It is important to recognise that, ultimately, the long-term safety and welfare of the Adelaide Dolphin Sanctuary's dolphins lie with our community being aware of appropriate behaviour around dolphins and showing a willingness to report incidents where people break the law in relation to dolphins and other protected marine mammals.
As part of the reorganisation of the department in terms of our regional structures, three Adelaide Dolphin Sanctuary staff (one manager and two conservation officers) joined the regional coast and marine team. This arrangement has enabled the department to allocate more resources to protecting the Adelaide Dolphin Sanctuary when and where needed. This has also had the benefit of connecting the management and protection of the Adelaide Dolphin Sanctuary with the broader coast and marine environments within the regions. I am told that this arrangement took effect on 1 October 2013.

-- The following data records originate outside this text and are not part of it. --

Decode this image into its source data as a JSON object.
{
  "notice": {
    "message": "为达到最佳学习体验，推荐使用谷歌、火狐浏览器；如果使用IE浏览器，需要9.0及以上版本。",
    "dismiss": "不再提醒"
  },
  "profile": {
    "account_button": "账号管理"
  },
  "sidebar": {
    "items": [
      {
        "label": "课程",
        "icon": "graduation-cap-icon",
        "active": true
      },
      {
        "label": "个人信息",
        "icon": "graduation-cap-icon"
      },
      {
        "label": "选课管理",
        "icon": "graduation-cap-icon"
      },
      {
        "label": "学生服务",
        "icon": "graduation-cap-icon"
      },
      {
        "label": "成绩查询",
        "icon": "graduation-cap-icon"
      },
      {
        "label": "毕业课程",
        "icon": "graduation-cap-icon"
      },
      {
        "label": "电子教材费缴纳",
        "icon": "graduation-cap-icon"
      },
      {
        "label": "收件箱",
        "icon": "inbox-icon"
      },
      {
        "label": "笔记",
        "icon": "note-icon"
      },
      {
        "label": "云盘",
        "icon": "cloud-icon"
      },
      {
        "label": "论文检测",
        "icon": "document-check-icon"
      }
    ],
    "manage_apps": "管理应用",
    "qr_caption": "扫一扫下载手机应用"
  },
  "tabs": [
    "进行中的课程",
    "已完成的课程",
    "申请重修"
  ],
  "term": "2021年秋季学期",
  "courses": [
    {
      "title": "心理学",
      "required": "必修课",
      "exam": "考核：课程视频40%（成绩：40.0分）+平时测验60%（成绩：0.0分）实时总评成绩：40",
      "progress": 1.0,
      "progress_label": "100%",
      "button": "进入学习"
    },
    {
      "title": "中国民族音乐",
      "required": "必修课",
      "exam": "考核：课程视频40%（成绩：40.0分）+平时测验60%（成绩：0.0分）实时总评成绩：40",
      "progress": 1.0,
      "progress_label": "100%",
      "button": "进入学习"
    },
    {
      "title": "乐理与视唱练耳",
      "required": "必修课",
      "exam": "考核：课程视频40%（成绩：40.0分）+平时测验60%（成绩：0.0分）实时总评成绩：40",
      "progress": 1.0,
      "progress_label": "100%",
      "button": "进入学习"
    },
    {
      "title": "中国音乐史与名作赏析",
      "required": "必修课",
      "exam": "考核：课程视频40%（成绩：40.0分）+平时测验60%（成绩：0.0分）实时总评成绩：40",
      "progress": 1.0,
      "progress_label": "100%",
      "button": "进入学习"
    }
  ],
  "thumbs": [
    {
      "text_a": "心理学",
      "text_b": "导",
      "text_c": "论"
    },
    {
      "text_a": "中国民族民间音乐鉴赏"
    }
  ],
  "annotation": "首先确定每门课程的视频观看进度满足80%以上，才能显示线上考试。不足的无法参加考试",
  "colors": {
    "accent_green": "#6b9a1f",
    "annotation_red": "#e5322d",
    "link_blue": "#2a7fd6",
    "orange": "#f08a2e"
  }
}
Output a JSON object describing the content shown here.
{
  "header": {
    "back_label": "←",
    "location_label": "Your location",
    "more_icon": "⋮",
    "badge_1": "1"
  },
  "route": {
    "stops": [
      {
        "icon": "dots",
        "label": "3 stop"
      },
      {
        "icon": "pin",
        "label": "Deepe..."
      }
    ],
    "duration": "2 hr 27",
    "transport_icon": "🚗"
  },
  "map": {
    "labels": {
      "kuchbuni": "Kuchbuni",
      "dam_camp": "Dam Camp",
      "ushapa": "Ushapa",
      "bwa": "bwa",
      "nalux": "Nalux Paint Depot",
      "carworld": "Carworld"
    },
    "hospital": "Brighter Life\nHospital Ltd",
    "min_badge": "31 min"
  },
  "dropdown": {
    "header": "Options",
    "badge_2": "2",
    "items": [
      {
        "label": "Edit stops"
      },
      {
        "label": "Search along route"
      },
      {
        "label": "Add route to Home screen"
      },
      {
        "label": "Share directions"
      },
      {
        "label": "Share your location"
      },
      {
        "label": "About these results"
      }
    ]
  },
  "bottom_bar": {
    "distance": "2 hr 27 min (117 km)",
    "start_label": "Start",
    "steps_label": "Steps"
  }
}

My advice is that, as a minimum, three staff from this new team continue to be located at Port Adelaide and are responsible for the management of the Adelaide Dolphin Sanctuary and associated marine and coastal areas. On-water and land-based patrols of the Adelaide Dolphin Sanctuary continue to occur regularly, is my advice.
The Adelaide Dolphin Sanctuary board will not be abolished. Sir, as you would be aware, the Premier announced in July 2014 the review and reform of all boards and committees within South Australia. The reform was aimed at strengthening and broadening the way in which government engages with the community and makes decisions. The reform also aimed to reduce administrative burden, improve accountability and governance and help to deliver outcomes in a more cost effective manner.
On 30 October 2014 the Premier released a final report detailing the outcomes of the reform project. The final report was prepared following a rigorous analysis of each board and committee against a set of five criteria established by the Department of the Premier and Cabinet. As part of the process, individual responses that were received from each board or committee were also assessed and taken into consideration. The report, I understand, is publically available on the yourSAy website.
In accordance with the objectives of the review, it has been recommended that the Adelaide Dolphin Sanctuary Advisory Board be merged with the Marine Parks Council, the Wilderness Advisory Committee, the National Parks and Wildlife Council and the Marine Parks Scientific Working Group. This recommendation has been made on the basis that the merger of the functions of these committees into a single parks and wilderness council will result in enhanced productivity and performance of these bodies. Locating these functions in a single body will facilitate streamlined, efficient decision making from a holistic perspective.
However, notwithstanding events in the lower house as have been reported in the media, the final outcome is still subject to parliamentary processes, not the least being in this chamber, with any changes being subject to amendments being made to the Adelaide Dolphin Sanctuary Act 2005. The Statutes Amendment (Boards and Committees—Abolition and Reform) Bill 2015 was introduced in parliament on 12 February, as I understand it, commencing this legislative reform process.